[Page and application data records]
■ ■ ■ ■ ■ ■ ■
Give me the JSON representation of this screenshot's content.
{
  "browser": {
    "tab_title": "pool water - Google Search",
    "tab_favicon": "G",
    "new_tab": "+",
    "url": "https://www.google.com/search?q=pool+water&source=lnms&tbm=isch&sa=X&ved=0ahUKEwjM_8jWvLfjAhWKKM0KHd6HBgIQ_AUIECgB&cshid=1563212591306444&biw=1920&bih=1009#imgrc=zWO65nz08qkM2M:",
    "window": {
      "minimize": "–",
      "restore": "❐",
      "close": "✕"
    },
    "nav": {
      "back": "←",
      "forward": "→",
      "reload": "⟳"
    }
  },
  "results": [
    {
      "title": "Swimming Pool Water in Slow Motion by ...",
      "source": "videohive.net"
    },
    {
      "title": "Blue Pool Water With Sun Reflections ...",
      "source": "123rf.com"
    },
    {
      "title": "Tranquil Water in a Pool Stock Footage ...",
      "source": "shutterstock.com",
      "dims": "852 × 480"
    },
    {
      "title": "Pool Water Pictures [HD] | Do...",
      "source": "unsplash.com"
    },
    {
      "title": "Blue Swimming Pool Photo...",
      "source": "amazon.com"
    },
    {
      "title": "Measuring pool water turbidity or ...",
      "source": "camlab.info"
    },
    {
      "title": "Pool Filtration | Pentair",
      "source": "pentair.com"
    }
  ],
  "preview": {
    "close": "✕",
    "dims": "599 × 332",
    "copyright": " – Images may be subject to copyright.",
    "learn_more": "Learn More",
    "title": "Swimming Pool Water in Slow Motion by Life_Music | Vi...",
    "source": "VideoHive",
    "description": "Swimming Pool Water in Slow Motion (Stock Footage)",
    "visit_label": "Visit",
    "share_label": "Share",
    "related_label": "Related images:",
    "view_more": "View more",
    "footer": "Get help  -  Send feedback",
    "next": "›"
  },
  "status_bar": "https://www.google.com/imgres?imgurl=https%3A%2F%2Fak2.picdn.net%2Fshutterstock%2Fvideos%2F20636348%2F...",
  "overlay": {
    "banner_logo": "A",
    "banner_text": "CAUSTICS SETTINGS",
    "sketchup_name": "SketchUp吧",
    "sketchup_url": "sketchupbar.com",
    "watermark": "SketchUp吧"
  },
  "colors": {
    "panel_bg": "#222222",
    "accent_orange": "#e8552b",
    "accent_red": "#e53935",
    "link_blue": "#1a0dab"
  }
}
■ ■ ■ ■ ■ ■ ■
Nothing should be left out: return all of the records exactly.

Give me the JSON representation of this screenshot's content.
{
  "browser": {
    "tab_title": "pool water - Google Search",
    "tab_favicon": "G",
    "new_tab": "+",
    "url": "https://www.google.com/search?q=pool+water&source=lnms&tbm=isch&sa=X&ved=0ahUKEwjM_8jWvLfjAhWKKM0KHd6HBgIQ_AUIECgB&cshid=1563212591306444&biw=1920&bih=1009#imgrc=zWO65nz08qkM2M:",
    "window": {
      "minimize": "–",
      "restore": "❐",
      "close": "✕"
    },
    "nav": {
      "back": "←",
      "forward": "→",
      "reload": "⟳"
    }
  },
  "results": [
    {
      "title": "Swimming Pool Water in Slow Motion by ...",
      "source": "videohive.net"
    },
    {
      "title": "Blue Pool Water With Sun Reflections ...",
      "source": "123rf.com"
    },
    {
      "title": "Tranquil Water in a Pool Stock Footage ...",
      "source": "shutterstock.com",
      "dims": "852 × 480"
    },
    {
      "title": "Pool Water Pictures [HD] | Do...",
      "source": "unsplash.com"
    },
    {
      "title": "Blue Swimming Pool Photo...",
      "source": "amazon.com"
    },
    {
      "title": "Measuring pool water turbidity or ...",
      "source": "camlab.info"
    },
    {
      "title": "Pool Filtration | Pentair",
      "source": "pentair.com"
    }
  ],
  "preview": {
    "close": "✕",
    "dims": "599 × 332",
    "copyright": " – Images may be subject to copyright.",
    "learn_more": "Learn More",
    "title": "Swimming Pool Water in Slow Motion by Life_Music | Vi...",
    "source": "VideoHive",
    "description": "Swimming Pool Water in Slow Motion (Stock Footage)",
    "visit_label": "Visit",
    "share_label": "Share",
    "related_label": "Related images:",
    "view_more": "View more",
    "footer": "Get help  -  Send feedback",
    "next": "›"
  },
  "status_bar": "https://www.google.com/imgres?imgurl=https%3A%2F%2Fak2.picdn.net%2Fshutterstock%2Fvideos%2F20636348%2F...",
  "overlay": {
    "banner_logo": "A",
    "banner_text": "CAUSTICS SETTINGS",
    "sketchup_name": "SketchUp吧",
    "sketchup_url": "sketchupbar.com",
    "watermark": "SketchUp吧"
  },
  "colors": {
    "panel_bg": "#222222",
    "accent_orange": "#e8552b",
    "accent_red": "#e53935",
    "link_blue": "#1a0dab"
  }
}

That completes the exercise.